Luxury brands have grown enormously in recent years, helped by the Covid-19 lockdowns, when consumers had fewer outlets for spending. LVMH ’s fashion and leather goods division alone has almost doubled in size since 2019, with €42.2 billion in sales last year, equivalent to $45.8 billion at current exchange rates. Gucci, Chanel and Hermès all make more than $10 billion in sales a year. One way to avoid overexposure is to sell fewer items at much higher prices.

Many aspirational shoppers can no longer afford the handbags, but luxury brands can’t risk alienating them altogether. This may explain why labels such as Hermès and Prada have launched makeup lines and Gucci’s owner Kering is pushing deeper into eyewear. These cheaper categories can be a kind of consolation prize. They can also be sold in the tens of millions without saturating the market.

“Cosmetics are invisible—unless you catch someone applying lipstick and see the logo, you can’t tell the brand,” says Luca Solca, luxury analyst at Bernstein.

Most of the luxury industry’s growth in 2024 will come from price increases. Sales are expected to rise by 7% this year, according to Bernstein estimates, even as brands only sell 1% to 2% more stuff.

Limiting volume growth this way only works if a brand is so popular that shoppers won’t balk at climbing prices and defect to another label. Some companies may have pushed prices beyond what consumers think they are worth. Sales of Prada’s handbags rose a meagre 1% in its last quarter and the group’s cheaper sister label Miu Miu is growing faster.

Ramping up prices can invite unflattering comparisons. At more than $2,000, Burberry ’s small Lola bag is around 40% more expensive today than it was a few years ago. Luxury shoppers may decide that tried and tested styles such as Louis Vuitton’s Neverfull bag, which is now a little cheaper than the Burberry bag, are a better buy—especially as Louis Vuitton bags hold their value better in the resale market.

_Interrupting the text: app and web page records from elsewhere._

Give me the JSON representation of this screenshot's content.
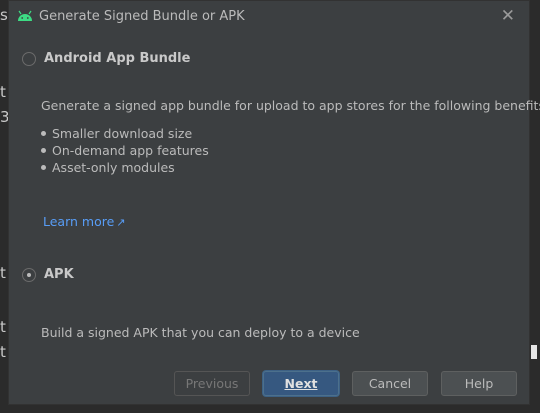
{
  "background": {
    "left_fragments": [
      "s",
      "t",
      "3",
      "t",
      "t",
      "t"
    ]
  },
  "dialog": {
    "title": "Generate Signed Bundle or APK",
    "close_glyph": "✕",
    "options": [
      {
        "label": "Android App Bundle",
        "selected": false
      },
      {
        "label": "APK",
        "selected": true
      }
    ],
    "bundle_description": "Generate a signed app bundle for upload to app stores for the following benefits:",
    "benefits": [
      "Smaller download size",
      "On-demand app features",
      "Asset-only modules"
    ],
    "learn_more": "Learn more",
    "learn_more_arrow": "↗",
    "apk_description": "Build a signed APK that you can deploy to a device",
    "buttons": {
      "previous": "Previous",
      "next": "Next",
      "cancel": "Cancel",
      "help": "Help"
    }
  },
  "colors": {
    "dialog_bg": "#3c3f41",
    "primary_button": "#365880",
    "link": "#589df6",
    "android_green": "#3ddc84"
  }
}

Aggressive price increases can also drive shoppers to secondhand websites. If a barely used Prada Galleria bag in excellent condition can be picked up for $1,500 on luxury resale website The Real Real, it is less appealing to pay three times that amount for the bag brand new.

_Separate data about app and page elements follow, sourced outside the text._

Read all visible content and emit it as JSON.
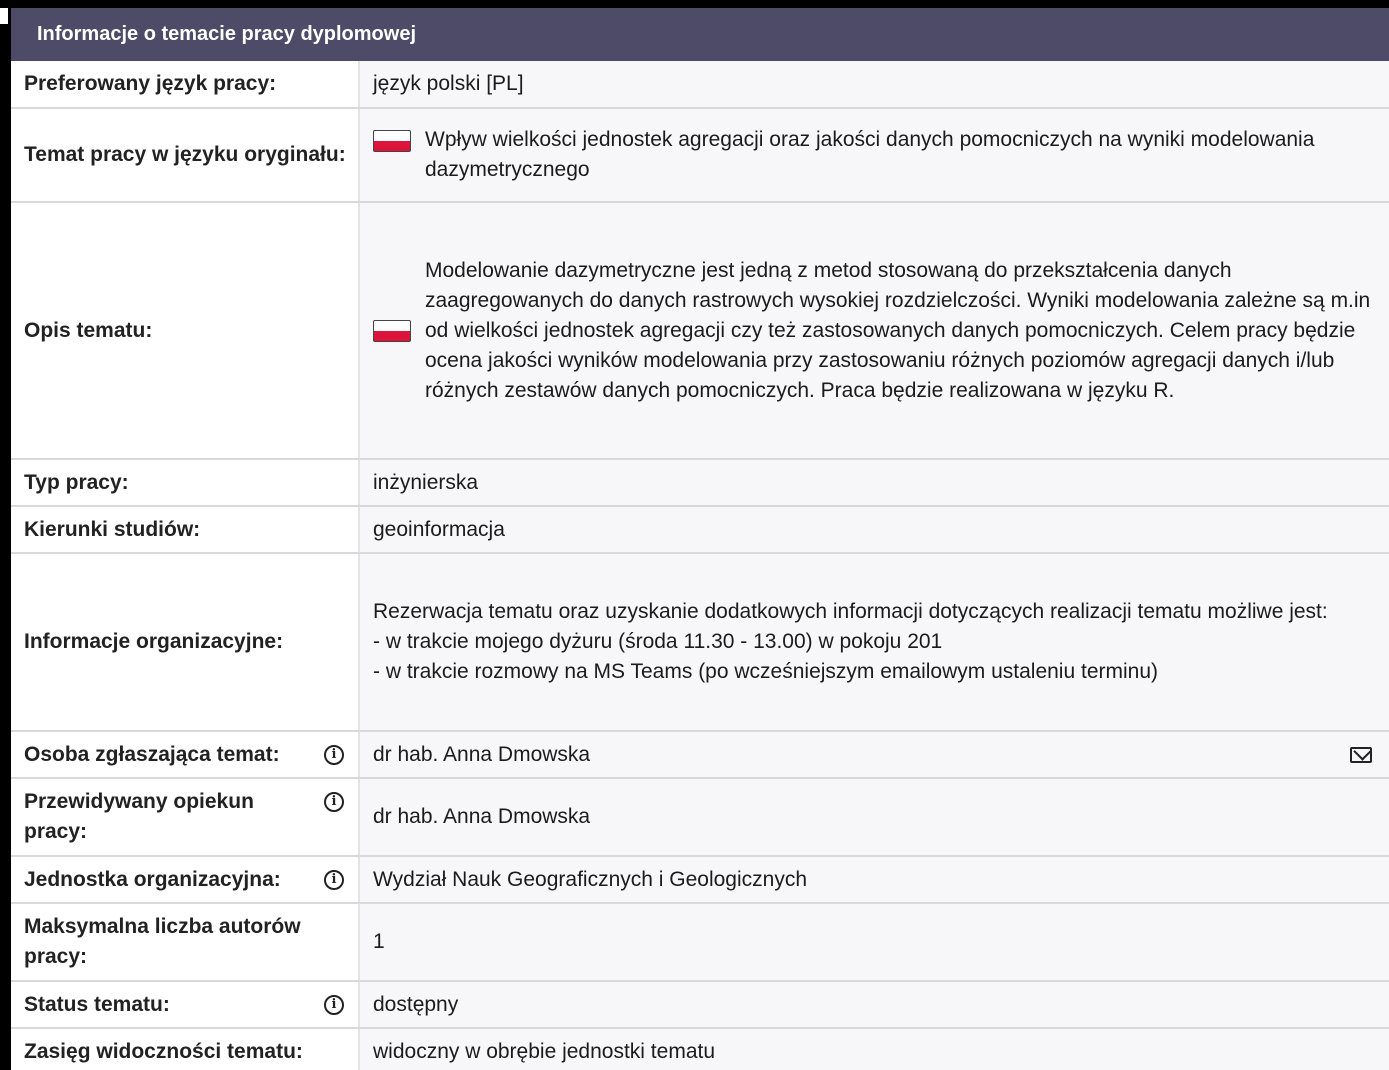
{
  "header": {
    "title": "Informacje o temacie pracy dyplomowej"
  },
  "rows": {
    "language": {
      "label": "Preferowany język pracy:",
      "value": "język polski [PL]"
    },
    "topic": {
      "label": "Temat pracy w języku oryginału:",
      "value": "Wpływ wielkości jednostek agregacji oraz jakości danych pomocniczych na wyniki modelowania dazymetrycznego",
      "flag_icon": "poland-flag-icon"
    },
    "description": {
      "label": "Opis tematu:",
      "value": "Modelowanie dazymetryczne jest jedną z metod stosowaną do przekształcenia danych zaagregowanych do danych rastrowych wysokiej rozdzielczości. Wyniki modelowania zależne są m.in od wielkości jednostek agregacji czy też zastosowanych danych pomocniczych. Celem pracy będzie ocena jakości wyników modelowania przy zastosowaniu różnych poziomów agregacji danych i/lub różnych zestawów danych pomocniczych. Praca będzie realizowana w języku R.",
      "flag_icon": "poland-flag-icon"
    },
    "type": {
      "label": "Typ pracy:",
      "value": "inżynierska"
    },
    "fields": {
      "label": "Kierunki studiów:",
      "value": "geoinformacja"
    },
    "org_info": {
      "label": "Informacje organizacyjne:",
      "lines": [
        "Rezerwacja tematu oraz uzyskanie dodatkowych informacji dotyczących realizacji tematu możliwe jest:",
        "- w trakcie mojego dyżuru (środa 11.30 - 13.00) w pokoju 201",
        "- w trakcie rozmowy na MS Teams (po wcześniejszym emailowym ustaleniu terminu)"
      ]
    },
    "submitter": {
      "label": "Osoba zgłaszająca temat:",
      "value": "dr hab. Anna Dmowska",
      "icon": "info-icon",
      "action_icon": "mail-icon"
    },
    "supervisor": {
      "label": "Przewidywany opiekun pracy:",
      "value": "dr hab. Anna Dmowska",
      "icon": "info-icon"
    },
    "unit": {
      "label": "Jednostka organizacyjna:",
      "value": "Wydział Nauk Geograficznych i Geologicznych",
      "icon": "info-icon"
    },
    "max_authors": {
      "label": "Maksymalna liczba autorów pracy:",
      "value": "1"
    },
    "status": {
      "label": "Status tematu:",
      "value": "dostępny",
      "icon": "info-icon"
    },
    "visibility": {
      "label": "Zasięg widoczności tematu:",
      "value": "widoczny w obrębie jednostki tematu"
    }
  },
  "info_glyph": "i",
  "colors": {
    "header_bg": "#4d4b67",
    "flag_red": "#dc143c",
    "value_bg": "#f7f7f9"
  }
}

The strategy won’t help everyone, but for the best luxury brands, stretching the price spectrum can keep the risks of growth in check.

MOST POPULAR

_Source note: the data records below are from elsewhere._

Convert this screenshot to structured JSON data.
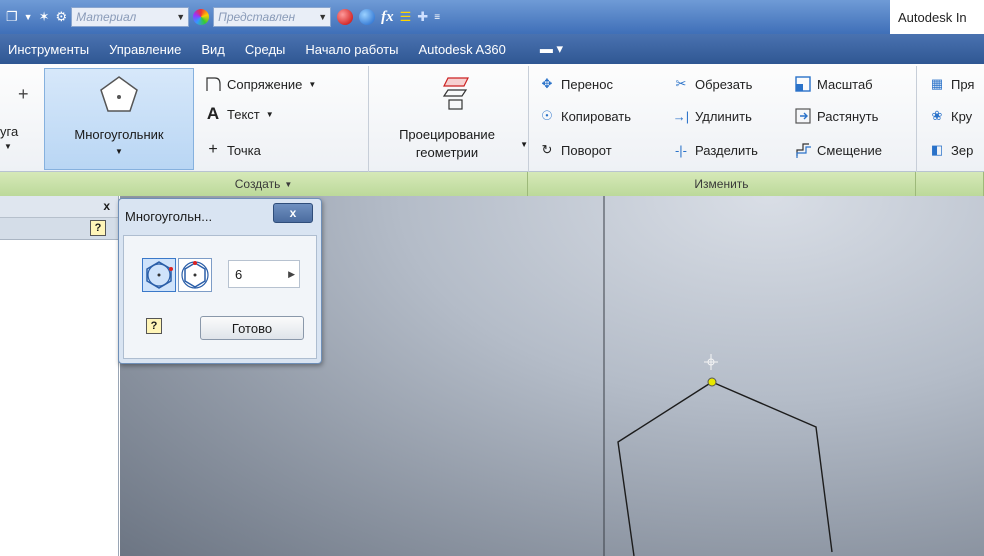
{
  "quick_access": {
    "material_placeholder": "Материал",
    "appearance_placeholder": "Представлен",
    "fx_label": "fx",
    "app_title": "Autodesk In"
  },
  "menu_tabs": [
    "Инструменты",
    "Управление",
    "Вид",
    "Среды",
    "Начало работы",
    "Autodesk A360"
  ],
  "ribbon": {
    "arc_label": "уга",
    "polygon_label": "Многоугольник",
    "fillet_label": "Сопряжение",
    "text_label": "Текст",
    "point_label": "Точка",
    "project_geometry_line1": "Проецирование",
    "project_geometry_line2": "геометрии",
    "move_label": "Перенос",
    "copy_label": "Копировать",
    "rotate_label": "Поворот",
    "trim_label": "Обрезать",
    "extend_label": "Удлинить",
    "split_label": "Разделить",
    "scale_label": "Масштаб",
    "stretch_label": "Растянуть",
    "offset_label": "Смещение",
    "rect_label": "Пря",
    "circle_label": "Кру",
    "mirror_label": "Зер",
    "create_panel": "Создать",
    "modify_panel": "Изменить"
  },
  "dialog": {
    "title": "Многоугольн...",
    "sides_value": "6",
    "done_label": "Готово",
    "help_label": "?",
    "close_label": "x"
  },
  "browser": {
    "close_label": "x",
    "help_label": "?"
  },
  "colors": {
    "accent": "#2f5793",
    "ribbon_panel_label": "#bcd99a",
    "endpoint_marker": "#e8e800"
  }
}
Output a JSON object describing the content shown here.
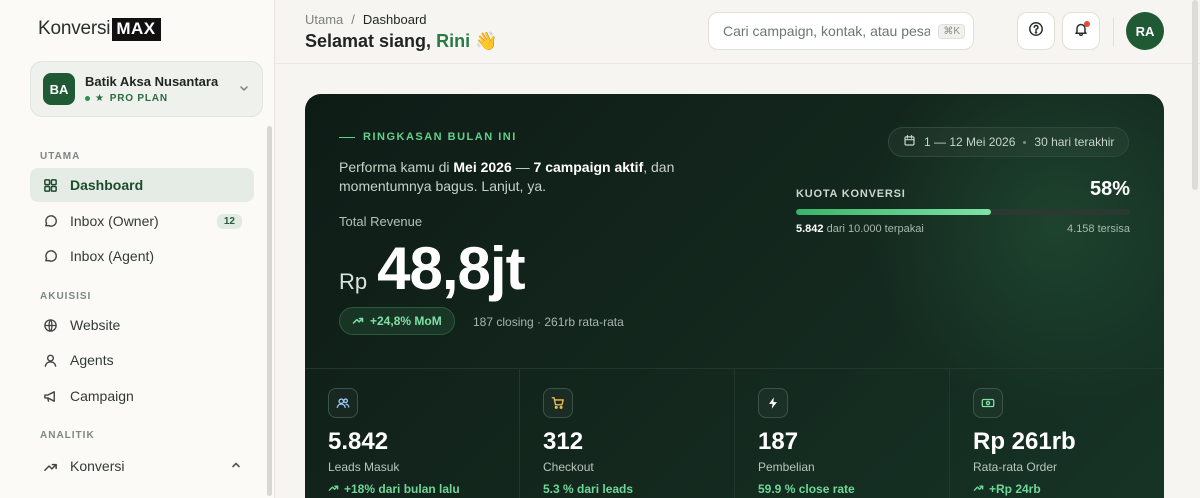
{
  "brand": {
    "name": "Konversi",
    "max": "MAX"
  },
  "org": {
    "initials": "BA",
    "name": "Batik Aksa Nusantara",
    "plan": "PRO PLAN"
  },
  "sidebar": {
    "sections": [
      {
        "label": "UTAMA"
      },
      {
        "label": "AKUISISI"
      },
      {
        "label": "ANALITIK"
      }
    ],
    "items": [
      {
        "label": "Dashboard",
        "icon": "grid-icon"
      },
      {
        "label": "Inbox (Owner)",
        "icon": "chat-bubble-icon",
        "badge": "12"
      },
      {
        "label": "Inbox (Agent)",
        "icon": "chat-bubble-icon"
      },
      {
        "label": "Website",
        "icon": "globe-icon"
      },
      {
        "label": "Agents",
        "icon": "user-icon"
      },
      {
        "label": "Campaign",
        "icon": "megaphone-icon"
      },
      {
        "label": "Konversi",
        "icon": "trend-up-icon"
      }
    ]
  },
  "header": {
    "breadcrumb": [
      "Utama",
      "Dashboard"
    ],
    "breadcrumb_sep": "/",
    "greeting_prefix": "Selamat siang,",
    "greeting_name": "Rini",
    "greeting_emoji": "👋",
    "search_placeholder": "Cari campaign, kontak, atau pesan",
    "search_shortcut": "⌘K",
    "user_initials": "RA"
  },
  "hero": {
    "eyebrow": "RINGKASAN BULAN INI",
    "perf_prefix": "Performa kamu di ",
    "perf_month": "Mei 2026",
    "perf_mid": " — ",
    "perf_active": "7 campaign aktif",
    "perf_suffix": ", dan momentumnya bagus. Lanjut, ya.",
    "revenue_label": "Total Revenue",
    "currency": "Rp",
    "revenue_value": "48,8jt",
    "mom_badge": "+24,8% MoM",
    "mom_note": "187 closing · 261rb rata-rata",
    "date_range": "1 — 12 Mei 2026",
    "date_period": "30 hari terakhir",
    "quota_label": "KUOTA KONVERSI",
    "quota_pct": "58%",
    "quota_fraction": 0.5842,
    "quota_used": "5.842",
    "quota_used_suffix": " dari 10.000 terpakai",
    "quota_remaining": "4.158 tersisa"
  },
  "stats": [
    {
      "icon": "users-icon",
      "value": "5.842",
      "label": "Leads Masuk",
      "delta": "+18% dari bulan lalu"
    },
    {
      "icon": "cart-icon",
      "value": "312",
      "label": "Checkout",
      "delta": "5.3  % dari leads"
    },
    {
      "icon": "bolt-icon",
      "value": "187",
      "label": "Pembelian",
      "delta": "59.9  % close rate"
    },
    {
      "icon": "cash-icon",
      "value": "Rp 261rb",
      "label": "Rata-rata Order",
      "delta": "+Rp 24rb"
    }
  ],
  "colors": {
    "accent": "#2a7a45",
    "hero_bg": "#0e1c16",
    "positive": "#6fd797"
  }
}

Consumers are going to gravitate toward applications powered by the buzzy new technology, analyst Michael Wolf predicts

Chris Dixon, a partner who led the charge, says he has a ‘very long-term horizon’

Related Stories
Lifestyle
Best Paints In Australia For Exceptional Interior And Exterior Finish: 2024 Guide
By Kanebridge News 04/12/2023
Money
One Country’s Dream of EV-Driven Prosperity Helps Fuel a Coal Binge Instead
By JON EMONT 05/02/2024
Money
Qantas Scraps Attempted Takeover of Australian Charter Operator
By Decison follows opposition from Australia’s competition regulator 19/10/2023
0
    Your Cart
    Your cart is emptyReturn to Shop